▸ Exercise directions: Copy out the listing below so that each line matches exactly.

▸ Provided material:
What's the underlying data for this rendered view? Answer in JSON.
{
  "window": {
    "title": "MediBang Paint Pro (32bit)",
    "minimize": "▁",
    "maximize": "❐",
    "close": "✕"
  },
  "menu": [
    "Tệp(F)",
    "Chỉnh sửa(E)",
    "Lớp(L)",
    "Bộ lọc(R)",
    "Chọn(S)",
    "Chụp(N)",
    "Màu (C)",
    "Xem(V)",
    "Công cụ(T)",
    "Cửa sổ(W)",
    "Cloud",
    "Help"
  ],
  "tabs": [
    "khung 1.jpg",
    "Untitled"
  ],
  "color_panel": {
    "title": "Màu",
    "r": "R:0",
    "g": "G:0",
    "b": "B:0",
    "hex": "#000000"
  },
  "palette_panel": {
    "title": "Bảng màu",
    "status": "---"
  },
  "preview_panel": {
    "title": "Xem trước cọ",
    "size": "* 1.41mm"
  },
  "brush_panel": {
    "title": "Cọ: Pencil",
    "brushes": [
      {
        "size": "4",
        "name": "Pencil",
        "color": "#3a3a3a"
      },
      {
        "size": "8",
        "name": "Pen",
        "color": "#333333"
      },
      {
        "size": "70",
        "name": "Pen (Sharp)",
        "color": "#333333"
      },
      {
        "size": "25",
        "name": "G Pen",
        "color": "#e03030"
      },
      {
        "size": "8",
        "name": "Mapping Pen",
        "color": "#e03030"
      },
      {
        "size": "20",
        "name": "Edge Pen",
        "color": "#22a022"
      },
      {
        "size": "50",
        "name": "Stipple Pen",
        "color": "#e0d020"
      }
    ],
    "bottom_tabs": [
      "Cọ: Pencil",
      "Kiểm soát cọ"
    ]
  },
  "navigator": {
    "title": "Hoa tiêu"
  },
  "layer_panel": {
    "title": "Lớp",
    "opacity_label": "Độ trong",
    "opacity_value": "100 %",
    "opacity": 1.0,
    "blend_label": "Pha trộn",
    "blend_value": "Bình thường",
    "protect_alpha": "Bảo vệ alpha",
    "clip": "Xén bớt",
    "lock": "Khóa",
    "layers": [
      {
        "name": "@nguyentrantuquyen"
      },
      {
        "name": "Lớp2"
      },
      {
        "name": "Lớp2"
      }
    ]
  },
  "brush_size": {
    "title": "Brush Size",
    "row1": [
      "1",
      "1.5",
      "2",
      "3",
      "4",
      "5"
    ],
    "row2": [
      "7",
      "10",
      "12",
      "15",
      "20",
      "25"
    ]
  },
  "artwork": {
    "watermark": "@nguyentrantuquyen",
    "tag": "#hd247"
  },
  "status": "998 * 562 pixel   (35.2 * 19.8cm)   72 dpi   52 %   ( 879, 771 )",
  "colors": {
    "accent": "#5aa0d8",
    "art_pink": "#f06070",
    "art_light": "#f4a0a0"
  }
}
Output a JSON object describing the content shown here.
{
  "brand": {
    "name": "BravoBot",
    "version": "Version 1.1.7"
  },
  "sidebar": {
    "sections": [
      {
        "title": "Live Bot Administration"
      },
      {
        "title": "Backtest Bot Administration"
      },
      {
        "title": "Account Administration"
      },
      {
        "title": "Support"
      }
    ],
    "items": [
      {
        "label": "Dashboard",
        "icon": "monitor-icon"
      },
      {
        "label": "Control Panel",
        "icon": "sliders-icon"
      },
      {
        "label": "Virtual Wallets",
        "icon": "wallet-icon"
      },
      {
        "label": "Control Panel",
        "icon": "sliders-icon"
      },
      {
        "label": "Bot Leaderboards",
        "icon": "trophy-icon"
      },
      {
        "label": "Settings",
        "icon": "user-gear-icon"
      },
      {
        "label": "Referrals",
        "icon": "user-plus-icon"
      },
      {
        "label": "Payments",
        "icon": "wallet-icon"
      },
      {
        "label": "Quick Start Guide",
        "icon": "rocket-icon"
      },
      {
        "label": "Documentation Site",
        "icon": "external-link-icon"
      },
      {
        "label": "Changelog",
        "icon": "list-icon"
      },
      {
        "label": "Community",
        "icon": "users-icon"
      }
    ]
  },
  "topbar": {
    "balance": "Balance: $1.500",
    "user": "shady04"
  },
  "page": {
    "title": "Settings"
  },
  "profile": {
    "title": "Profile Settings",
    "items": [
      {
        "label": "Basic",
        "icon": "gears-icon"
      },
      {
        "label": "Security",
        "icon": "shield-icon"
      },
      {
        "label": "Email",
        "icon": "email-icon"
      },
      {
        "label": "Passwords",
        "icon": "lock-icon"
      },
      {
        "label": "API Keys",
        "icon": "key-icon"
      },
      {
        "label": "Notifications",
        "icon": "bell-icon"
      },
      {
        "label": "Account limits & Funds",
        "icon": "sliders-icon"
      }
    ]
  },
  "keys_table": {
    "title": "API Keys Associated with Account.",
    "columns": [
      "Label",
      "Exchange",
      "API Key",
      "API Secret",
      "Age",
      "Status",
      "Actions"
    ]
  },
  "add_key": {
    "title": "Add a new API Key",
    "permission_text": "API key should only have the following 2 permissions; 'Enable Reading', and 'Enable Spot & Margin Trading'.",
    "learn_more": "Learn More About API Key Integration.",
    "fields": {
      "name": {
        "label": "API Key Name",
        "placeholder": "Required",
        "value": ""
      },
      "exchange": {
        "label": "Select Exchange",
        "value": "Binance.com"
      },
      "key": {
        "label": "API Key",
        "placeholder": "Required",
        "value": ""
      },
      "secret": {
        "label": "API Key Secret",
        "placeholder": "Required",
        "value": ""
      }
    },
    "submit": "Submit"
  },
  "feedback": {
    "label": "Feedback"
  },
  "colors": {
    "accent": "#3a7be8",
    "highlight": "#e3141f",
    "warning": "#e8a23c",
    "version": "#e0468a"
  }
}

▸ Solved problem:
What's the underlying data for this rendered view? Answer in JSON.
{
  "window": {
    "title": "MediBang Paint Pro (32bit)",
    "minimize": "▁",
    "maximize": "❐",
    "close": "✕"
  },
  "menu": [
    "Tệp(F)",
    "Chỉnh sửa(E)",
    "Lớp(L)",
    "Bộ lọc(R)",
    "Chọn(S)",
    "Chụp(N)",
    "Màu (C)",
    "Xem(V)",
    "Công cụ(T)",
    "Cửa sổ(W)",
    "Cloud",
    "Help"
  ],
  "tabs": [
    "khung 1.jpg",
    "Untitled"
  ],
  "color_panel": {
    "title": "Màu",
    "r": "R:0",
    "g": "G:0",
    "b": "B:0",
    "hex": "#000000"
  },
  "palette_panel": {
    "title": "Bảng màu",
    "status": "---"
  },
  "preview_panel": {
    "title": "Xem trước cọ",
    "size": "* 1.41mm"
  },
  "brush_panel": {
    "title": "Cọ: Pencil",
    "brushes": [
      {
        "size": "4",
        "name": "Pencil",
        "color": "#3a3a3a"
      },
      {
        "size": "8",
        "name": "Pen",
        "color": "#333333"
      },
      {
        "size": "70",
        "name": "Pen (Sharp)",
        "color": "#333333"
      },
      {
        "size": "25",
        "name": "G Pen",
        "color": "#e03030"
      },
      {
        "size": "8",
        "name": "Mapping Pen",
        "color": "#e03030"
      },
      {
        "size": "20",
        "name": "Edge Pen",
        "color": "#22a022"
      },
      {
        "size": "50",
        "name": "Stipple Pen",
        "color": "#e0d020"
      }
    ],
    "bottom_tabs": [
      "Cọ: Pencil",
      "Kiểm soát cọ"
    ]
  },
  "navigator": {
    "title": "Hoa tiêu"
  },
  "layer_panel": {
    "title": "Lớp",
    "opacity_label": "Độ trong",
    "opacity_value": "100 %",
    "opacity": 1.0,
    "blend_label": "Pha trộn",
    "blend_value": "Bình thường",
    "protect_alpha": "Bảo vệ alpha",
    "clip": "Xén bớt",
    "lock": "Khóa",
    "layers": [
      {
        "name": "@nguyentrantuquyen"
      },
      {
        "name": "Lớp2"
      },
      {
        "name": "Lớp2"
      }
    ]
  },
  "brush_size": {
    "title": "Brush Size",
    "row1": [
      "1",
      "1.5",
      "2",
      "3",
      "4",
      "5"
    ],
    "row2": [
      "7",
      "10",
      "12",
      "15",
      "20",
      "25"
    ]
  },
  "artwork": {
    "watermark": "@nguyentrantuquyen",
    "tag": "#hd247"
  },
  "status": "998 * 562 pixel   (35.2 * 19.8cm)   72 dpi   52 %   ( 879, 771 )",
  "colors": {
    "accent": "#5aa0d8",
    "art_pink": "#f06070",
    "art_light": "#f4a0a0"
  }
}
Output a JSON object describing the content shown here.
{
  "brand": {
    "name": "BravoBot",
    "version": "Version 1.1.7"
  },
  "sidebar": {
    "sections": [
      {
        "title": "Live Bot Administration"
      },
      {
        "title": "Backtest Bot Administration"
      },
      {
        "title": "Account Administration"
      },
      {
        "title": "Support"
      }
    ],
    "items": [
      {
        "label": "Dashboard",
        "icon": "monitor-icon"
      },
      {
        "label": "Control Panel",
        "icon": "sliders-icon"
      },
      {
        "label": "Virtual Wallets",
        "icon": "wallet-icon"
      },
      {
        "label": "Control Panel",
        "icon": "sliders-icon"
      },
      {
        "label": "Bot Leaderboards",
        "icon": "trophy-icon"
      },
      {
        "label": "Settings",
        "icon": "user-gear-icon"
      },
      {
        "label": "Referrals",
        "icon": "user-plus-icon"
      },
      {
        "label": "Payments",
        "icon": "wallet-icon"
      },
      {
        "label": "Quick Start Guide",
        "icon": "rocket-icon"
      },
      {
        "label": "Documentation Site",
        "icon": "external-link-icon"
      },
      {
        "label": "Changelog",
        "icon": "list-icon"
      },
      {
        "label": "Community",
        "icon": "users-icon"
      }
    ]
  },
  "topbar": {
    "balance": "Balance: $1.500",
    "user": "shady04"
  },
  "page": {
    "title": "Settings"
  },
  "profile": {
    "title": "Profile Settings",
    "items": [
      {
        "label": "Basic",
        "icon": "gears-icon"
      },
      {
        "label": "Security",
        "icon": "shield-icon"
      },
      {
        "label": "Email",
        "icon": "email-icon"
      },
      {
        "label": "Passwords",
        "icon": "lock-icon"
      },
      {
        "label": "API Keys",
        "icon": "key-icon"
      },
      {
        "label": "Notifications",
        "icon": "bell-icon"
      },
      {
        "label": "Account limits & Funds",
        "icon": "sliders-icon"
      }
    ]
  },
  "keys_table": {
    "title": "API Keys Associated with Account.",
    "columns": [
      "Label",
      "Exchange",
      "API Key",
      "API Secret",
      "Age",
      "Status",
      "Actions"
    ]
  },
  "add_key": {
    "title": "Add a new API Key",
    "permission_text": "API key should only have the following 2 permissions; 'Enable Reading', and 'Enable Spot & Margin Trading'.",
    "learn_more": "Learn More About API Key Integration.",
    "fields": {
      "name": {
        "label": "API Key Name",
        "placeholder": "Required",
        "value": ""
      },
      "exchange": {
        "label": "Select Exchange",
        "value": "Binance.com"
      },
      "key": {
        "label": "API Key",
        "placeholder": "Required",
        "value": ""
      },
      "secret": {
        "label": "API Key Secret",
        "placeholder": "Required",
        "value": ""
      }
    },
    "submit": "Submit"
  },
  "feedback": {
    "label": "Feedback"
  },
  "colors": {
    "accent": "#3a7be8",
    "highlight": "#e3141f",
    "warning": "#e8a23c",
    "version": "#e0468a"
  }
}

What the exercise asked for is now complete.